In this fiercely musical, highly anticipated debut release from Half Mystic Press, Melissa Atkinson Mercer interrogates the width, weight, and wholeness of depression, calling out to a self reflected back as monster, as myth, as song and water and tongue. Knock asks us to consider the complications of gender and voice: who gets to speak, who gets listened to, whose stories turn to fact and whose to fiction. Unflinching and tender, this book reminds us what it takes to navigate the mind’s dark seas and come out alive.
The incantatory poems in Melissa Atkinson Mercer’s Knock “speak miracle and rage,” insistent as daybreak or high tide. These poems are reclamation spells that celebrate and reassemble the untamed, the “witch heart,” the “undarkened bell” of speech: where “mountains are the tongues of women buried for the sin of lust” and “the sea is the tongue of the woman who loved kings.” As elegiac as it is visionary, this collection invokes a “matriarchal oath” to bless the darkness inside and around us. —Emari DiGiorgio, author of The Things a Body Might Become and Girl Torpedo
Melissa Atkinson Mercer’s Knock is a stunning and startling exploration of sorrow and of strength. This book is both the myth of creation and of apocalypse, of how we are built and how we are destroyed. The stakes are high in these poems: “which story will you believe”, we’re asked, “the one where they died / or the one where they died differently”. Mercer gives us both, but in a new language, the language of dismissed goddesses hoping to find homes for their silenced tongues, and her poems refuse to choose for us. These poems sing as they disturb, they fly while they allow their speakers to drown, and they call us to make sense of a senseless world while reminding us it didn’t have to be so senseless. “what use is a tongue like mine” – one need only read Knock to find the answer, and what a glorious and impressive answer it is. —Anthony Frame, author of Where Wind Meets Wing and editor of Glass Poetry Press

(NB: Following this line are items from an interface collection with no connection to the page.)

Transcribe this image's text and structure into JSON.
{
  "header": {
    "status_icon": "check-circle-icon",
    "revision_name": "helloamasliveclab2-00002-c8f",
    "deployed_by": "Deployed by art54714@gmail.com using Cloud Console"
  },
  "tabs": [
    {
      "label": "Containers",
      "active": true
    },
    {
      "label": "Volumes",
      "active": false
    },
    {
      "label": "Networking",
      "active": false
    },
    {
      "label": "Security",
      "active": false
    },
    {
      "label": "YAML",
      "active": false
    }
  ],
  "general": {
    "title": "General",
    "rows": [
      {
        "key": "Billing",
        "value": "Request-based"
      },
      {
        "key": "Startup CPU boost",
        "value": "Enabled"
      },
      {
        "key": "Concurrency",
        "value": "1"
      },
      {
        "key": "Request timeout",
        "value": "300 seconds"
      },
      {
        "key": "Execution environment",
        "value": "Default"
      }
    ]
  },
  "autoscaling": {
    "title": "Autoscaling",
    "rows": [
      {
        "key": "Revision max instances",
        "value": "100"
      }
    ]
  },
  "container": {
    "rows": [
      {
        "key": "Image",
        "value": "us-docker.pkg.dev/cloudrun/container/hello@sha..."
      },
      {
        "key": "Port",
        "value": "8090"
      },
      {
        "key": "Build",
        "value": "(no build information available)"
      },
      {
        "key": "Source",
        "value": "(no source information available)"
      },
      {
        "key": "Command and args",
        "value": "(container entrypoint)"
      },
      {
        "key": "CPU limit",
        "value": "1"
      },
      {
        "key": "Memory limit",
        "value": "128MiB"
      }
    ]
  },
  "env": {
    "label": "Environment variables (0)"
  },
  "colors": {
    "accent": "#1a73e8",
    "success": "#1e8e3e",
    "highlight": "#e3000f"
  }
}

The haunting and lucid speakers in Melissa Atkinson Mercer’s Knock are at once testimonial, song and portent to the psyche’s anguished interiors, “We woke in the wet black heat / to the sad song our mother knew.” Mercer deftly crafts this maternal lineage with an authentic connection to all the vernaculars of language, palpably casting a light on the impediments of the mind. Mercer’s incantations are arresting at every turn—as the poet confronts each threshold with an uncanny sense of observation, so pristinely rendering the dualities of our enigmatic natures, “The world was a small, dark shape & we entered it.” Artful, fierce and lyrical, these poems cast a spell on the reader indelibly. This book took me hostage, released me more alive and enlightened. —Cynthia Atkins, author of In the Event of Full Disclosure